"You can't just say you want to be an Olympic swimmer and a gold medalist and not have a plan," Smith said.
So, along with his parents and his "swimming Dad" — club and high school coach Scott Ward — the McDonogh graduate compiled one.
Among those aspirations is an individual NCAA title, which the University of Arizona senior will have an opportunity to achieve competing in the 100-yard freestyle and the 100 butterfly at the upcoming national championships, which begin Thursday in Austin, Texas.
Smith has already won two NCAA titles, one last year in the 400 medley relay, and one in the 200 medley relay in 2012, when his team broke an American record. This year represents his best shot at an individual victory, as he enters the meet ranked No. 1 in the 100 fly.
Smith's ascent hasn't come without challenges, but as he finishes college, he's enjoying the payoff from a swimming career that began before his first birthday.
'A swim geek'
Smith started swimming at nine months old at a "Mommy and Me" class. His mother, Marcia, had a back injury, so his father, Harold, got in the pool with all the other moms.
Neither of his parents had experience swimming, but they could tell from an early age that their son enjoyed the water
"Even when he had his first bath, he sat and smiled and laughed," Marcia Smith said.
Smith credits a lot of his success to the role his parents have played.
"Whether that be buy an expensive swimsuit or driving me to 5 a.m. practice, they wanted me to have no excuses from a lack of opportunity," Smith said. "So they really sacrificed a lot for me."

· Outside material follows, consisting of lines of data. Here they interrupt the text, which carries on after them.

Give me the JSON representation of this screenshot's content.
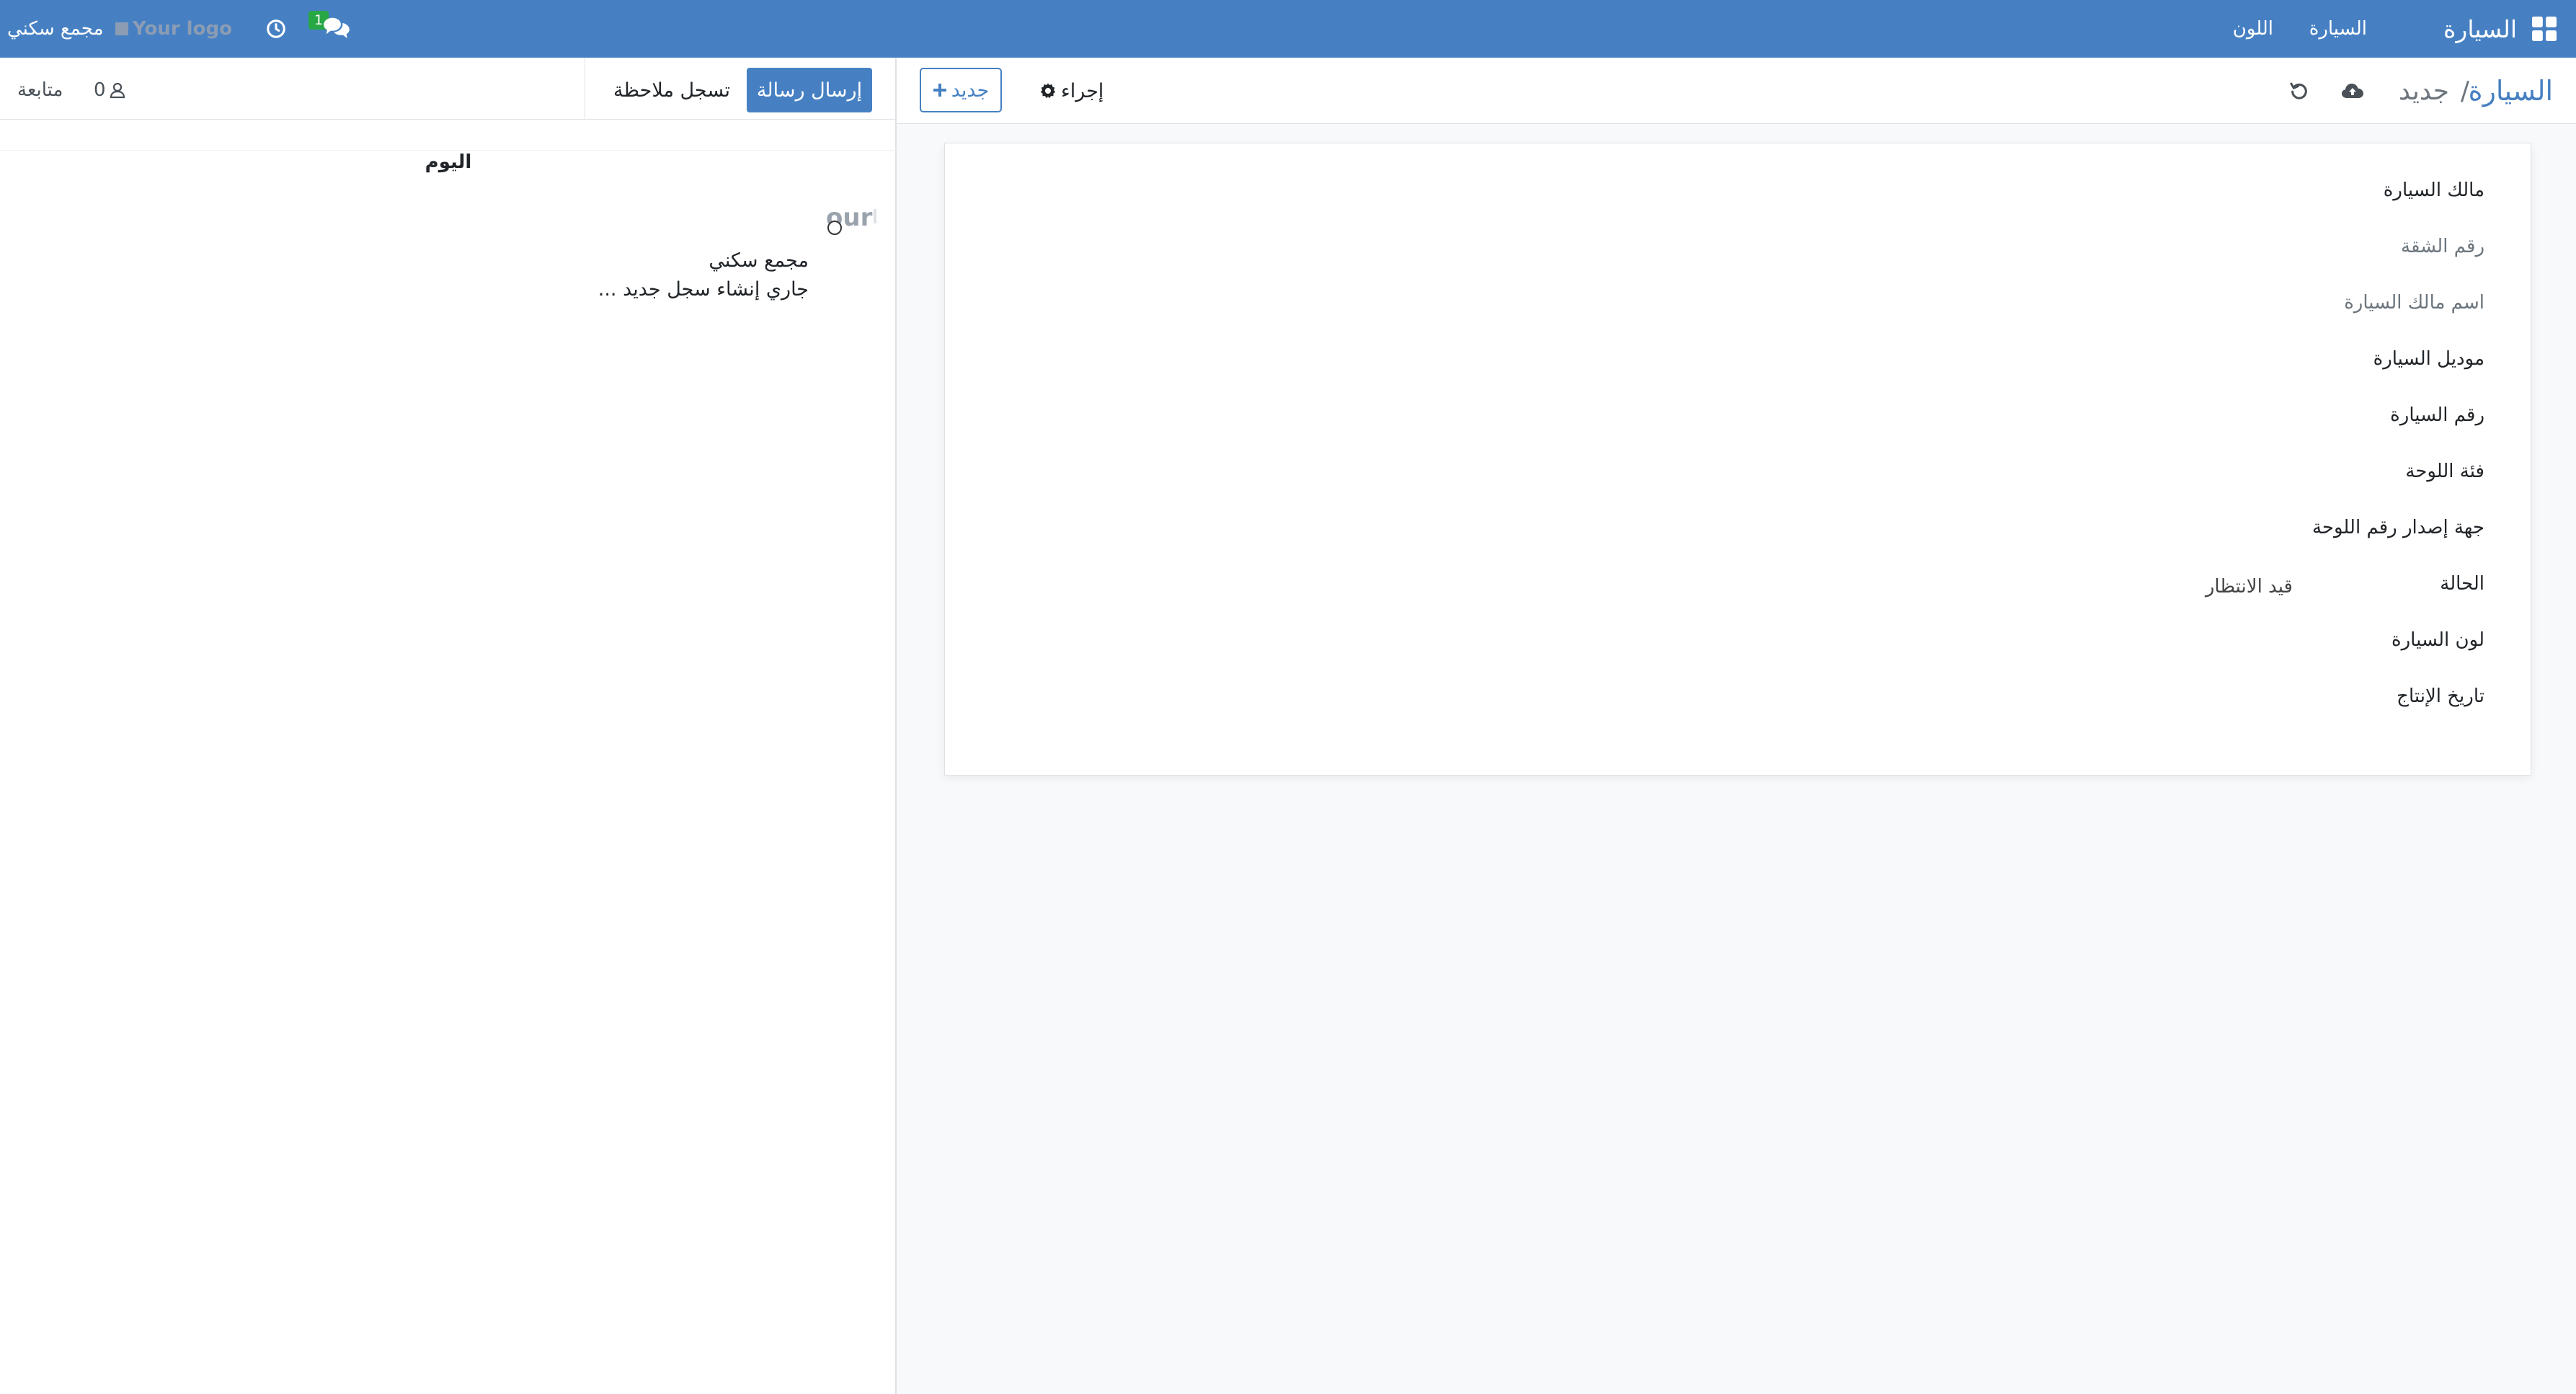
{
  "navbar": {
    "app_title": "السيارة",
    "menu_items": [
      "السيارة",
      "اللون"
    ],
    "user_name": "مجمع سكني",
    "logo_text": "Your logo",
    "message_count": "1",
    "icons": {
      "apps": "apps-grid-icon",
      "clock": "clock-icon",
      "chat": "chat-icon"
    }
  },
  "control_panel": {
    "breadcrumb_root": "السيارة",
    "breadcrumb_separator": "/",
    "breadcrumb_current": "جديد",
    "action_label": "إجراء",
    "new_label": "جديد"
  },
  "form": {
    "fields": [
      {
        "label": "مالك السيارة",
        "muted": false,
        "value": ""
      },
      {
        "label": "رقم الشقة",
        "muted": true,
        "value": ""
      },
      {
        "label": "اسم مالك السيارة",
        "muted": true,
        "value": ""
      },
      {
        "label": "موديل السيارة",
        "muted": false,
        "value": ""
      },
      {
        "label": "رقم السيارة",
        "muted": false,
        "value": ""
      },
      {
        "label": "فئة اللوحة",
        "muted": false,
        "value": ""
      },
      {
        "label": "جهة إصدار رقم اللوحة",
        "muted": false,
        "value": ""
      },
      {
        "label": "الحالة",
        "muted": false,
        "value": "قيد الانتظار"
      },
      {
        "label": "لون السيارة",
        "muted": false,
        "value": ""
      },
      {
        "label": "تاريخ الإنتاج",
        "muted": false,
        "value": ""
      }
    ]
  },
  "chatter": {
    "send_message_label": "إرسال رسالة",
    "log_note_label": "تسجل ملاحظة",
    "follow_label": "متابعة",
    "followers_count": "0",
    "day_label": "اليوم",
    "message": {
      "avatar_text": "our",
      "author": "مجمع سكني",
      "body": "جاري إنشاء سجل جديد ..."
    }
  },
  "colors": {
    "navbar_bg": "#4680c3",
    "primary": "#4680c3",
    "badge": "#28a745"
  }
}
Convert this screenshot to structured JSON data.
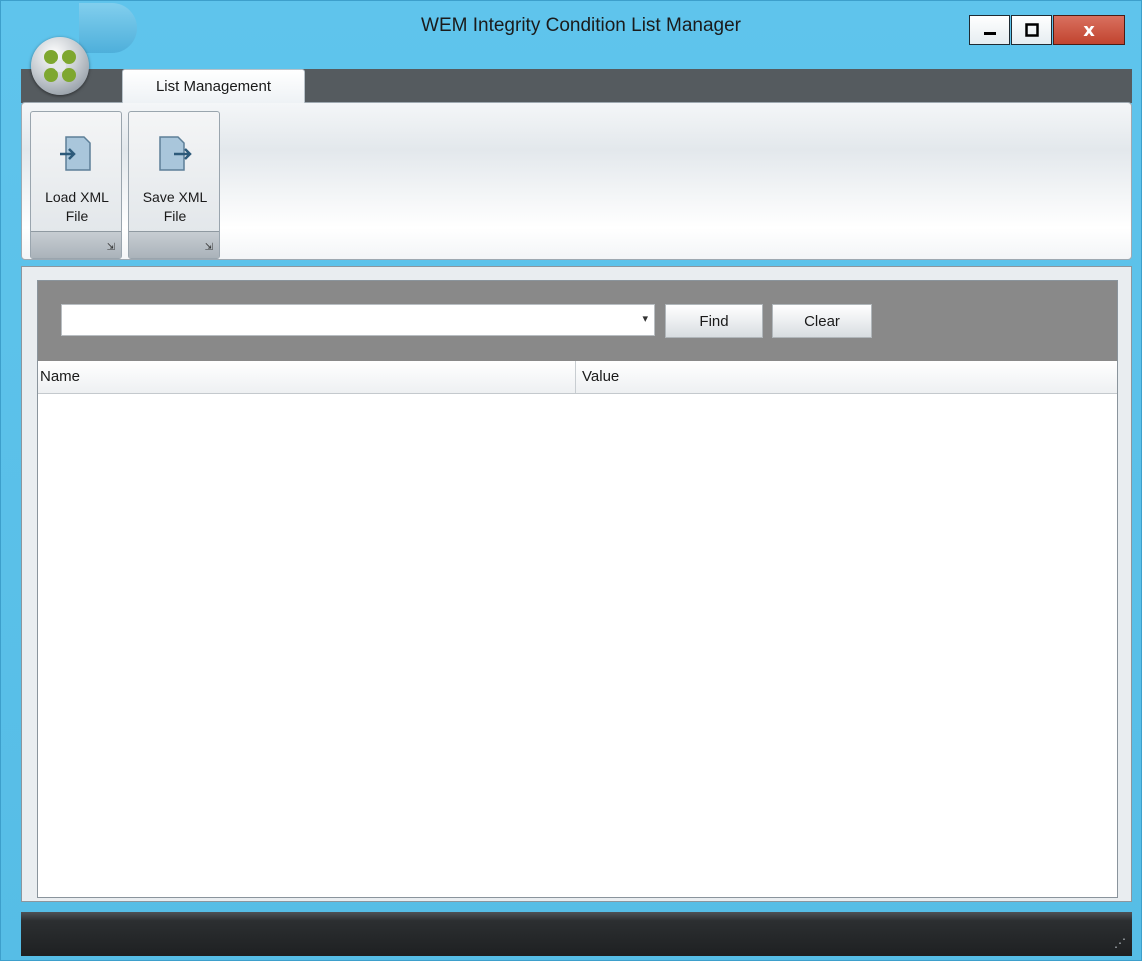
{
  "window": {
    "title": "WEM Integrity Condition List Manager",
    "controls": {
      "minimize": "minimize-icon",
      "maximize": "maximize-icon",
      "close_label": "x"
    }
  },
  "ribbon": {
    "tabs": [
      {
        "label": "List Management",
        "active": true
      }
    ],
    "groups": [
      {
        "label_line1": "Load XML",
        "label_line2": "File",
        "icon": "load-file-icon",
        "launcher": "⇲"
      },
      {
        "label_line1": "Save XML",
        "label_line2": "File",
        "icon": "save-file-icon",
        "launcher": "⇲"
      }
    ]
  },
  "search": {
    "value": "",
    "placeholder": "",
    "dropdown_arrow": "▾",
    "find_label": "Find",
    "clear_label": "Clear"
  },
  "grid": {
    "columns": [
      "Name",
      "Value"
    ],
    "rows": []
  },
  "statusbar": {
    "grip": "⋰"
  },
  "colors": {
    "titlebar": "#5fc4ec",
    "close_button": "#c1442f",
    "search_panel": "#898989",
    "status_bar": "#1e2022"
  }
}
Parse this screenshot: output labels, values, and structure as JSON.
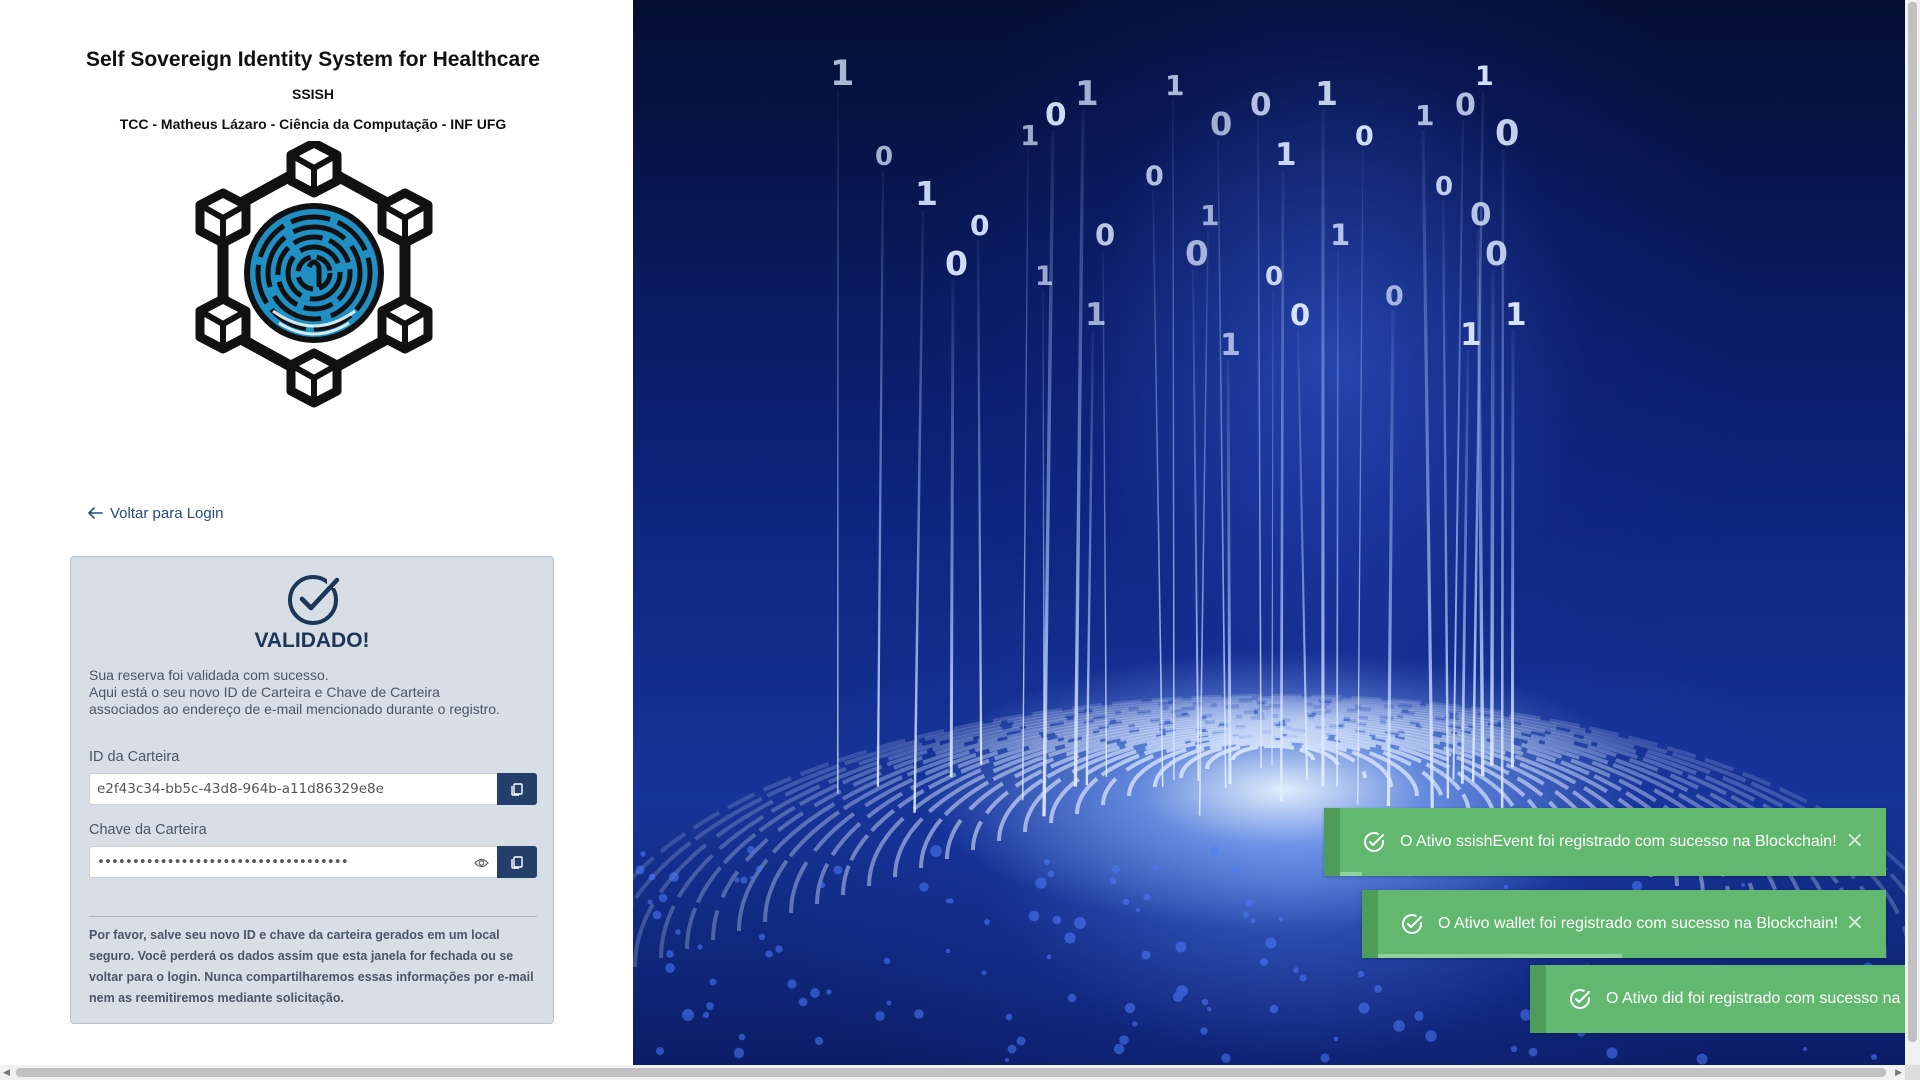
{
  "header": {
    "title": "Self Sovereign Identity System for Healthcare",
    "acronym": "SSISH",
    "credits": "TCC - Matheus Lázaro - Ciência da Computação - INF UFG"
  },
  "back_link": {
    "label": "Voltar para Login",
    "icon": "arrow-left-icon"
  },
  "card": {
    "status_icon": "check-circle-icon",
    "status_title": "VALIDADO!",
    "message_lines": [
      "Sua reserva foi validada com sucesso.",
      "Aqui está o seu novo ID de Carteira e Chave de Carteira",
      "associados ao endereço de e-mail mencionado durante o registro."
    ],
    "wallet_id": {
      "label": "ID da Carteira",
      "value": "e2f43c34-bb5c-43d8-964b-a11d86329e8e"
    },
    "wallet_key": {
      "label": "Chave da Carteira",
      "masked_value": "••••••••••••••••••••••••••••••••••••"
    },
    "warning": "Por favor, salve seu novo ID e chave da carteira gerados em um local seguro. Você perderá os dados assim que esta janela for fechada ou se voltar para o login. Nunca compartilharemos essas informações por e-mail nem as reemitiremos mediante solicitação."
  },
  "toasts": [
    {
      "text": "O Ativo ssishEvent foi registrado com sucesso na Blockchain!",
      "close": "×",
      "progress": 0.04
    },
    {
      "text": "O Ativo wallet foi registrado com sucesso na Blockchain!",
      "close": "×",
      "progress": 0.48
    },
    {
      "text": "O Ativo did foi registrado com sucesso na Blockchain!",
      "close": "×",
      "progress": 0.0
    }
  ],
  "colors": {
    "navy": "#24406a",
    "card_bg": "#d8dee6",
    "toast_green": "#62b86e",
    "toast_green_dark": "#4d9c58"
  },
  "background_digits": [
    "1",
    "0",
    "1",
    "0",
    "0",
    "1",
    "1",
    "0",
    "1",
    "1",
    "0",
    "0",
    "1",
    "0",
    "1",
    "0",
    "1",
    "0",
    "0",
    "1",
    "0",
    "1",
    "1",
    "0",
    "0",
    "1",
    "0",
    "0",
    "1",
    "0",
    "1",
    "0",
    "0",
    "1"
  ]
}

At 10, Smith headed into the state championships ranked No. 1 in his age group in the 50 freestyle. The top two swimmers in that event would advance to the zone championships.
Smith finished third.
"I just went home and cried and cried," he said. "I didn't even go to school the next Monday because I was so upset and distraught. But it made me want to be better. It made me want to try hard."
Smith and his parents went in search for a new swim club and found the Eagle Swim Team, founded by Ward, who also coaches at McDonogh.
More than a decade later, Ward still remembers his first meeting with the Smiths.
"I was just so impressed with how focused [Smith] was on his goals," Ward said. "I found a swimmer that was as much of a swim geek as I was."
Smith memorized the rule book and read swimming magazines and books. One day, Ward walked out of his office holding the book "Gold in the Water" — about a group of Olympic swimmers training in California.
"He saw me leaving with it and said, 'Coach I am reading that book. Do you like it?'" Ward remembers. "It was a really good book, but not something that I think an 11-year-old boy would want to read."